“This place is a bit far for Myanmar people to come… in the next month or two, I will move to another place. It’s not easy to keep this place open,” she said.

Maung Myint said he is still contemplating resuming his architecture studies in Thailand, but needs documents from his school in Myanmar and no longer has any living family members who can bring those over for him.

“My future is uncertain,” he said.

But for Khin Myar, the future is already decided. Like some others, her restaurant is not officially registered, but because her son is a Thai citizen, they expect to receive a formal licence next year.

“After getting the licence in my son’s name, I plan to move to a place with more traffic. I don’t expect to be rich, so I’ll be satisfied if I make enough to eat from my shop’s income,” she said.

She said she wants to remain close to her son, who can have a better future in Thailand, and after 32 years, has no home to return to in Kayah. If the political situation improves, she would like to go back, but only for a visit.

“I will stay here until the end of my life,” she said.

* Denotes use of a pseudonym for safety reasons.

More stories

Latest Issue

Stories in this issue
Myanmar enters 2021 with more friends than foes
The early delivery of vaccines is one of the many boons of the country’s geopolitics, but to really take advantage, Myanmar must bury the legacy of its isolationist past.
Will the Kayin BGF go quietly?
The Kayin State Border Guard Force has come under intense pressure from the Tatmadaw over its extensive, controversial business interests and there’s concern the ultimatum could trigger fresh hostilities in one of the country’s most war-torn areas.

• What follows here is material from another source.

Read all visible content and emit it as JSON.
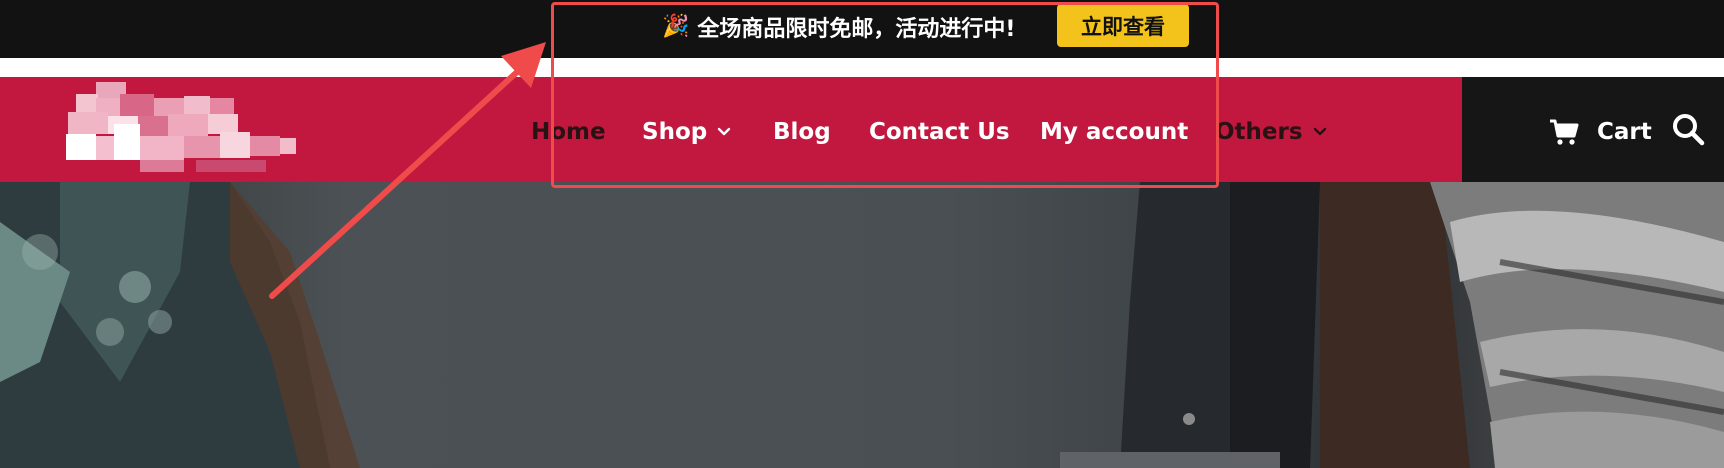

Support our independent journalism and get exclusive behind-the-scenes content and analysis

Stay on top of Myanmar current affairs with our Daily Briefing and Media Monitor newsletters.

Sign up for our Frontier Fridays newsletter. It’s a free weekly round-up featuring the most important events shaping Myanmar